By Gerald Peary
I almost didn’t go to it, dissuaded by a ** Globe review, a below-tepid 42% Tomatometer, and a view expressed again and again by top-line, American critics that director Terrence Malick has lost his bearings with To the Wonder, a movie banal and empty. But then two Eastern Europeans residing in Boston, one a film editor and the other a film theorist, assured me that To the Wonder is a cinematic masterpiece. Still dubious, off I tramped to the Kendall Square Cinema in Cambridge one recent afternoon. And I saw the best American feature by far of 2013: beautiful, compassionate, tragic, transcendent. And also touchingly human. The Tree of Life without the goofy parts: minus the wacky dinosaurs, the Sean Penn hug-in.
The story is simple: Marina (Olga Kurylenko), a young, Parisian divorcee with a daughter, meets Neil (Ben Affleck), a quiet American, and experiences a spiritual love bond, following him home to Oklahoma. After a time, the daughter feels alienated and friendless, so she and her mom pack for Paris. Neil takes up with a traditional religious woman, (Jane Rachel McAdams), who thinks herself used and tainted because they have sex and he doesn’t want to marry her. Afterward, Marina returns from Paris. She and Neil unite, then they fight and fight. And then there is a startling, sickening, self-hating episode in a motel. The devil reigns. . . .
Meanwhile, there is a lost padre, Father Quintana (Javier Bardem), who heals the sick and comforts the impoverished while questioning his faith, wondering if he hears the Lord. The figure is borrowed by Malick from The Diary of a Country Priest (1951), made by the greatest of religious filmmakers, France’s Robert Bresson.
Here’s what I tell my college film students: I’m a Jewish atheist who embraces religious/spiritual cinema. Because its inevitably serious-minded filmmaking. Because it’s inevitably weird and original. And so it is with To the Wonder, with its soaring and dipping camera, its radiant expression of a pantheist Christianity.
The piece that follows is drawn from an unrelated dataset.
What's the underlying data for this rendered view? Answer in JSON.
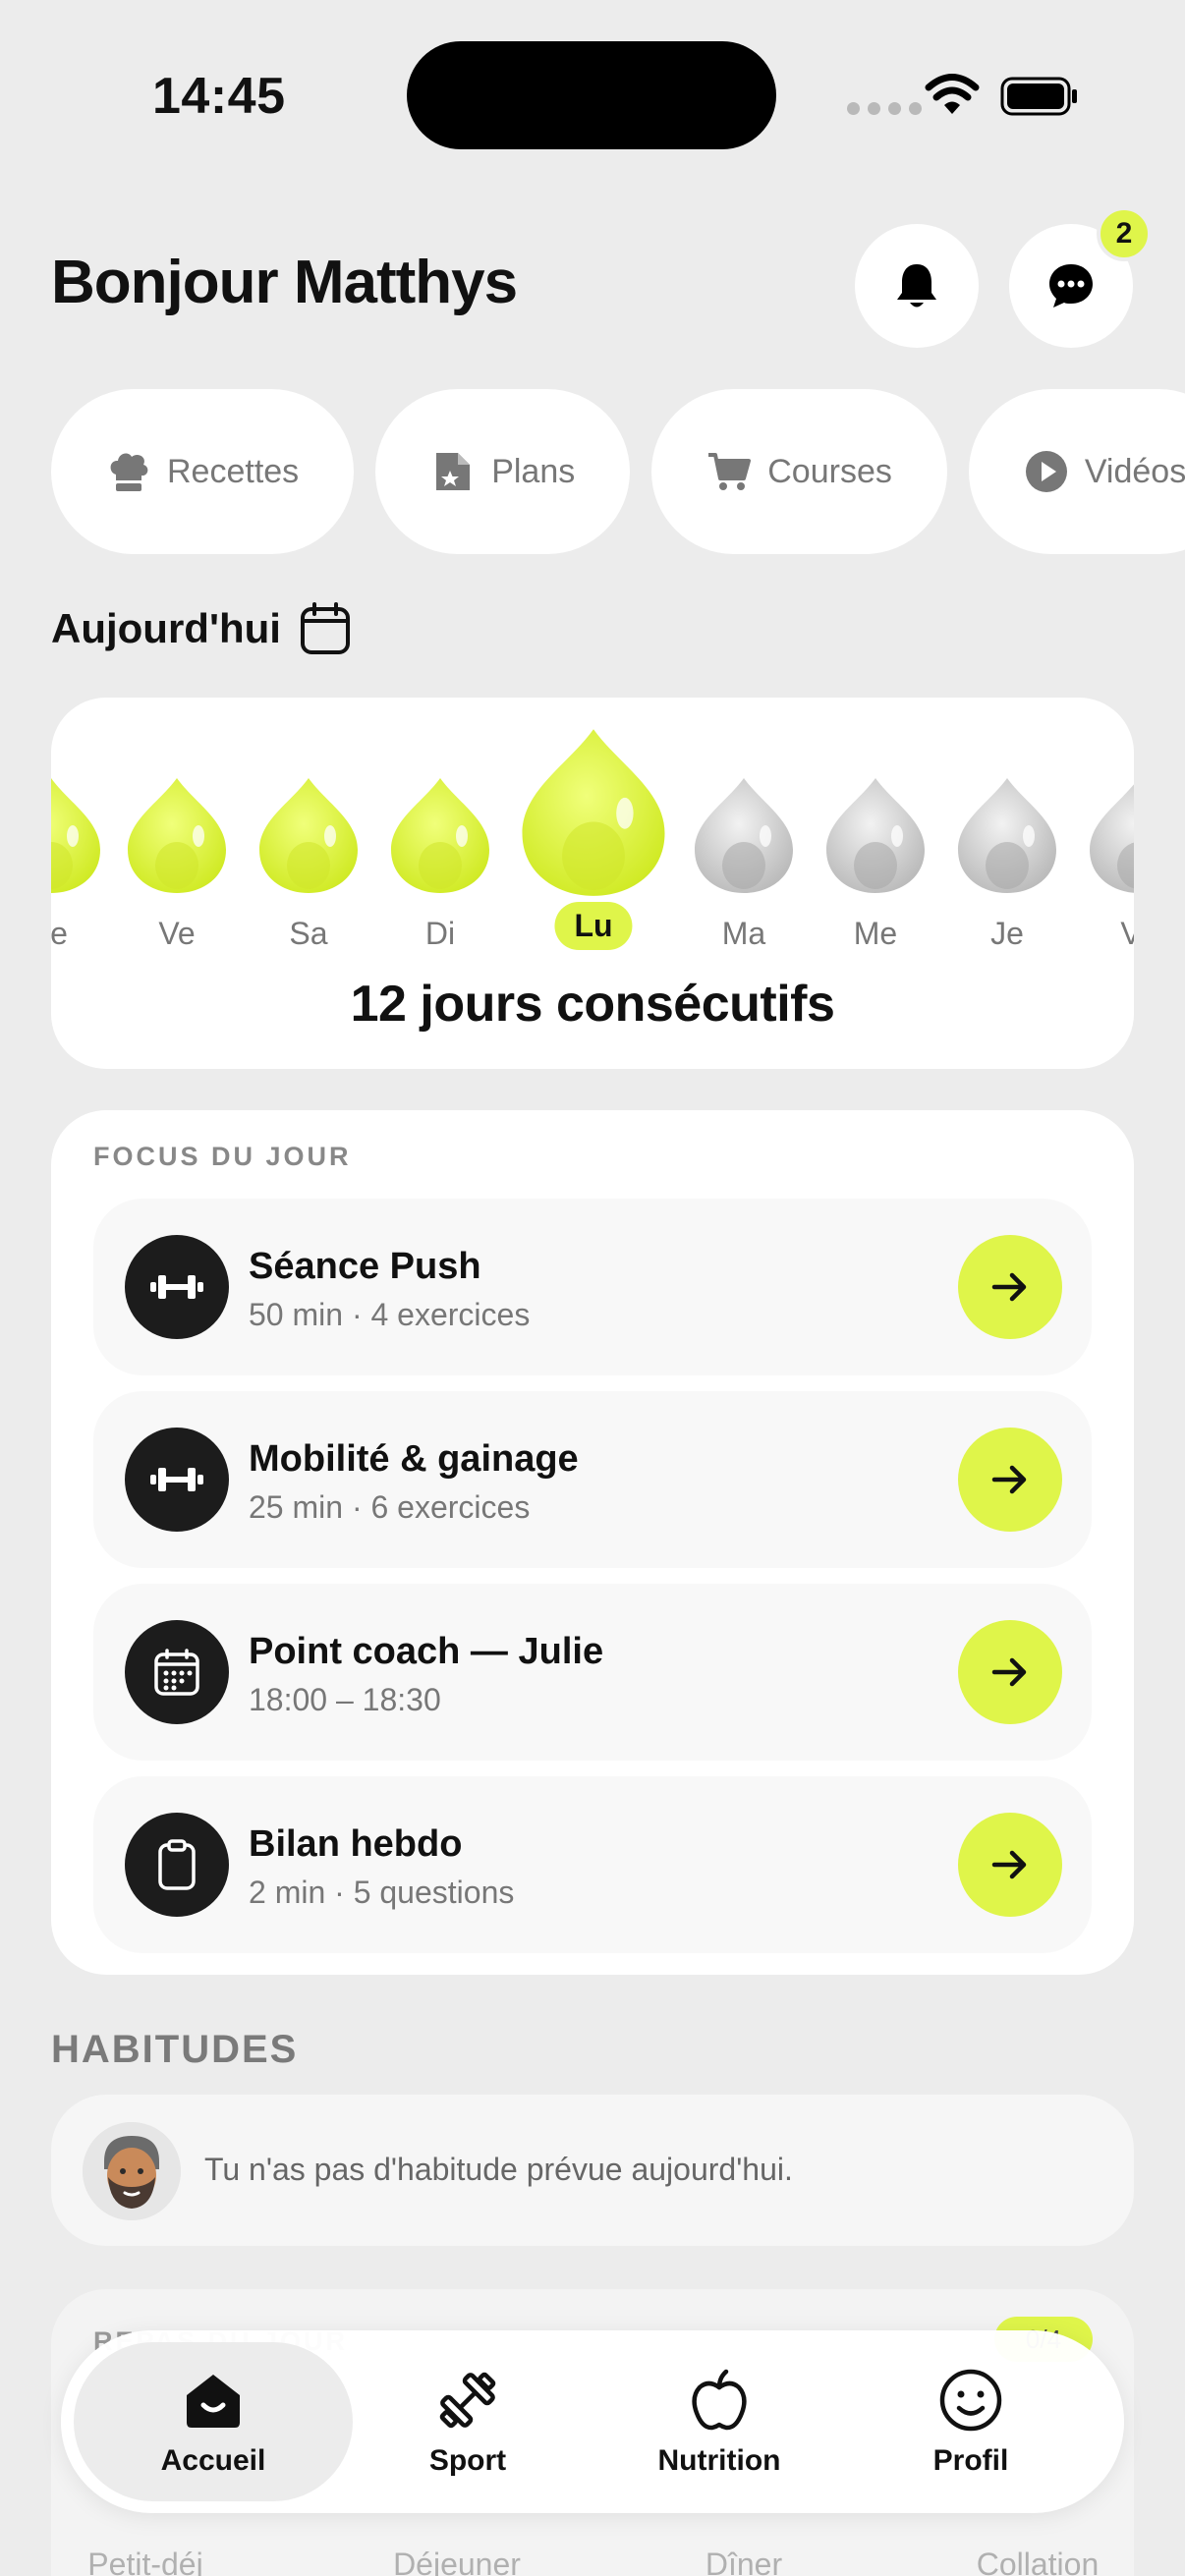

The world out there, whether a glorious, Gothic monastery, a verdant park in downtown Paris, or a drab row of middle-class homes in small-town Oklahoma, it all shines equally with God’s magnificence. In Malick’s universe, marriage is a sacrament, adultery is a serpentine sin. But with repentance, and heartfelt forgiveness, there is, thank God, the doorway to Heaven. Stick to the end for Malick’s money shots: Paradise on screen.